BALTIMORE, MD—Maryland Attorney General Brian E. Frosh on Tuesday joined a multi-state coalition in opposition to the Trump administration’s rule that limits access to the asylum process.
Under the rule, many individuals entering the U.S. at the southern border are no longer able to seek asylum, unless they applied for and were denied protection in at least one other country prior to their arrival.
In an amicus brief, the attorneys general urge the U.S. Court of Appeals for the Ninth Circuit to uphold the District Courts preliminary injunction that prevented the rule from going into effect.
“This rule essentially criminalizes those who seek asylum in the United States,” said Attorney General Frosh. “Its purpose seems to be to instill fear in those who are already fleeing violence and persecution.”
In the brief, the attorneys general argue that the rule significantly departs from core values enshrined in federal law and harms asylum-seekers and the states that welcome them.
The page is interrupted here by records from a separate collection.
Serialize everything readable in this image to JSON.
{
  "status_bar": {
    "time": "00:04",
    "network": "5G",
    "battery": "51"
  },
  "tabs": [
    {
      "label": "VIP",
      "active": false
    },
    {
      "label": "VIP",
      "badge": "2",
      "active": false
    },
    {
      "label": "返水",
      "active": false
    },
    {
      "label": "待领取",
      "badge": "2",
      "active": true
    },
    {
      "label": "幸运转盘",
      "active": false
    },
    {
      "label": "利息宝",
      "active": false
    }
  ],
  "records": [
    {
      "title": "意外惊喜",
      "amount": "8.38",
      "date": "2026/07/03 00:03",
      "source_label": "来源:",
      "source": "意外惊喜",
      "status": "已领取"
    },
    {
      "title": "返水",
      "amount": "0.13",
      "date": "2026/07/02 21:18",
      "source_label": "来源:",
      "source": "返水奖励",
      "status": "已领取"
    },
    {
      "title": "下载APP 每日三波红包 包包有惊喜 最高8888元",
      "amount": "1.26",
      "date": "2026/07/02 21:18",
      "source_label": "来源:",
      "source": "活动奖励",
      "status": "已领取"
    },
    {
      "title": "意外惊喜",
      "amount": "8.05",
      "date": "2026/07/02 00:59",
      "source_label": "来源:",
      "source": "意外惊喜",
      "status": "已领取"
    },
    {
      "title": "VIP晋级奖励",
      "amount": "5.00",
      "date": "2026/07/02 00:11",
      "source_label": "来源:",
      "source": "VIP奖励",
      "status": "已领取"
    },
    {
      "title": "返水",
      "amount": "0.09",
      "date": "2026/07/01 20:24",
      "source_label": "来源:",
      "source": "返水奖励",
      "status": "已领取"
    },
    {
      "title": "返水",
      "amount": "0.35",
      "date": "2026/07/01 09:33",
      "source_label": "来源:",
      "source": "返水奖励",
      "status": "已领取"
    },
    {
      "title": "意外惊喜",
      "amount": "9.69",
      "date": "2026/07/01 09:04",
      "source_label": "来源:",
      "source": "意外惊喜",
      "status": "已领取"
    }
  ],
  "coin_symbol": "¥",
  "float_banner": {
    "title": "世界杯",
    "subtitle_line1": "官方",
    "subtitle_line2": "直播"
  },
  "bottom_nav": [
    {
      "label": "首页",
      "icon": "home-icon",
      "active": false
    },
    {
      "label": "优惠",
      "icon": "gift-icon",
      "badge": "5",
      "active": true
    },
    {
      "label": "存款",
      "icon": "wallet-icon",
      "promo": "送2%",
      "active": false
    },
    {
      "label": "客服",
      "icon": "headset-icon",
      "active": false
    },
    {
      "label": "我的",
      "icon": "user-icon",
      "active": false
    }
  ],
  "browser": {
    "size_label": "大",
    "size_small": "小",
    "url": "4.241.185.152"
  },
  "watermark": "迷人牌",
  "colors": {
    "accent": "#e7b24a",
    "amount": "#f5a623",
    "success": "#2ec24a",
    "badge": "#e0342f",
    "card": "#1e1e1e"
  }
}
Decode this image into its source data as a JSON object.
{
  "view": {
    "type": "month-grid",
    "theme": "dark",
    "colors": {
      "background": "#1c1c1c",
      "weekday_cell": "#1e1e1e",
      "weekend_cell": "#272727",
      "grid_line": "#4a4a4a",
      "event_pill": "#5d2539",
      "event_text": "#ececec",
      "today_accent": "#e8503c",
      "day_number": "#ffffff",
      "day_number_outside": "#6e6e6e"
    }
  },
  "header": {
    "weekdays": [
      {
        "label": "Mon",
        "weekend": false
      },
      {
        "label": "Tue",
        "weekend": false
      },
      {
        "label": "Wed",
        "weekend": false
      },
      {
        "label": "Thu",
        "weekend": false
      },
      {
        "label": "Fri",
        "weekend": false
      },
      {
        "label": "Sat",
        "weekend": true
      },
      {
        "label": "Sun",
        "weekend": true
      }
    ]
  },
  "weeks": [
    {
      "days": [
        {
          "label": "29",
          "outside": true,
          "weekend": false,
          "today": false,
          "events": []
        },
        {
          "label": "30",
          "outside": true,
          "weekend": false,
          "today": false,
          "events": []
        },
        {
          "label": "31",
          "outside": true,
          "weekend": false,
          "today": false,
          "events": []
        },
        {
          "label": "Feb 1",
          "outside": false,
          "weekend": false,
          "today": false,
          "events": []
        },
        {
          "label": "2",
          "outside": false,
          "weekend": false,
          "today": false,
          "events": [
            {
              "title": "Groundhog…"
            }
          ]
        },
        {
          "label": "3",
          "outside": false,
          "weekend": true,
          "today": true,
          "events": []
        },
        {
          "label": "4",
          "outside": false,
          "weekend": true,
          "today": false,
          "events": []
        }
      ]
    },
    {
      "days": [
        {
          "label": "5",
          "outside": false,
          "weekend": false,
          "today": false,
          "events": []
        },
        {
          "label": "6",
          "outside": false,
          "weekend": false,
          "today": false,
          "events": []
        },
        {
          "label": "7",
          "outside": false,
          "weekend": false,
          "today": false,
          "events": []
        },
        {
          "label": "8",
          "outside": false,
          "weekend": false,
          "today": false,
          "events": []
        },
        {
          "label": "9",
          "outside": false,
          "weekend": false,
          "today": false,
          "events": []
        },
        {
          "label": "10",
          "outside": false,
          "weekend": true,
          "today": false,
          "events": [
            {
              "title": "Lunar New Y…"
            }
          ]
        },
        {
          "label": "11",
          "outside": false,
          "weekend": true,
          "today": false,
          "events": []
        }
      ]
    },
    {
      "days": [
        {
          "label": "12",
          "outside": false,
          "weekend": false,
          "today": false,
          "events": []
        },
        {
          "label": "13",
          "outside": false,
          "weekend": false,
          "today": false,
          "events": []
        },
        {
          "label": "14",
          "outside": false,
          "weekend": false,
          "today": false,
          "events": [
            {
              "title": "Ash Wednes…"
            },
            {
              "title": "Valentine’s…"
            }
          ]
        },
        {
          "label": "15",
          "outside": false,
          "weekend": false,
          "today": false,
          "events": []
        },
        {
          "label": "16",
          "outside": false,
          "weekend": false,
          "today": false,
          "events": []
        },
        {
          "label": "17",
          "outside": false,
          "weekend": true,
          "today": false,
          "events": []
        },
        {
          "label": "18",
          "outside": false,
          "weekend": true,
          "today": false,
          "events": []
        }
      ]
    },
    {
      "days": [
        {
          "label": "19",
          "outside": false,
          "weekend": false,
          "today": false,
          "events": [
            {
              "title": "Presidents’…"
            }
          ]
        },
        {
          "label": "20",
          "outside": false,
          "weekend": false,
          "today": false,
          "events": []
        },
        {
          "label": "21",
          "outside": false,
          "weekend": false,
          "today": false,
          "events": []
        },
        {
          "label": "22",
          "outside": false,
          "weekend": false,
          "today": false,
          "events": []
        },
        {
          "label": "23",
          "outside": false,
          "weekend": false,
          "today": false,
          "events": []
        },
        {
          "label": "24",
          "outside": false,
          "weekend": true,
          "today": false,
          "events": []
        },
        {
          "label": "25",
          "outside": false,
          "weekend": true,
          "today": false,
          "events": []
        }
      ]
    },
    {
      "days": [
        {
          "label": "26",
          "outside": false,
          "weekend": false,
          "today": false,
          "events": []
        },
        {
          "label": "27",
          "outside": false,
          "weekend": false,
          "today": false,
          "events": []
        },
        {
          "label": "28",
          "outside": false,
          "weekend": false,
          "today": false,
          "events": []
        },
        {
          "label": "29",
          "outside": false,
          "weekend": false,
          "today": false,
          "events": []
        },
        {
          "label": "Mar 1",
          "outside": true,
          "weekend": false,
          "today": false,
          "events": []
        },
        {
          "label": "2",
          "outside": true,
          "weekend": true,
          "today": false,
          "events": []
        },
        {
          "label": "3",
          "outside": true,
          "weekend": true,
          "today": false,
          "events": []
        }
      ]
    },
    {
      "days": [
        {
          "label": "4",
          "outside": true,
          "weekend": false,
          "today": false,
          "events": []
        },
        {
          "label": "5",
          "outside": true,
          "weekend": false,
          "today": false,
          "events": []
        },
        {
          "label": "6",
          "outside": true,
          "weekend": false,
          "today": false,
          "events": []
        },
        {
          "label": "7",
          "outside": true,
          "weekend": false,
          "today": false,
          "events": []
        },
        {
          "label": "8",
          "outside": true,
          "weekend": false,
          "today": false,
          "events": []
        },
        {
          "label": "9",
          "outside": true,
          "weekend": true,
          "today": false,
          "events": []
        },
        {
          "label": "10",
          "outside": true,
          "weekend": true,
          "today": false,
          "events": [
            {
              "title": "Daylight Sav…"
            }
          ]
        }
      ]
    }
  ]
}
The rule requires that asylum-seekers go through an asylum process in another country before they are eligible for asylum in the United States.
Frosh maintains that, in promulgating this rule, the Trump administration also failed to provide adequate notice, in violation of the Administrative Procedure Act.
In a September decision, the U.S. Supreme Court stayed the District Court’s nationwide preliminary injunction pending the proceedings that are currently before the U.S. Court of Appeals for the Ninth Circuit, allowing the rule to be in effect while the case is litigated.
Attorney General Frosh previously signed on to a comment letter dated August 15, 2019, to the U.S. Department of Justice opposing this rule, “Asylum Eligibility and Procedural Modifications.”
In filing Tuesday’s amicus brief, Attorney General Frosh joined the attorneys general of California, Colorado, Connecticut, Delaware, the District of Columbia, Hawaii, Illinois, Maine, Massachusetts, Michigan, Minnesota, Nevada, New Jersey, New Mexico, New York, North Carolina, Oregon, Pennsylvania, Rhode Island, Vermont, Virginia, and Washington.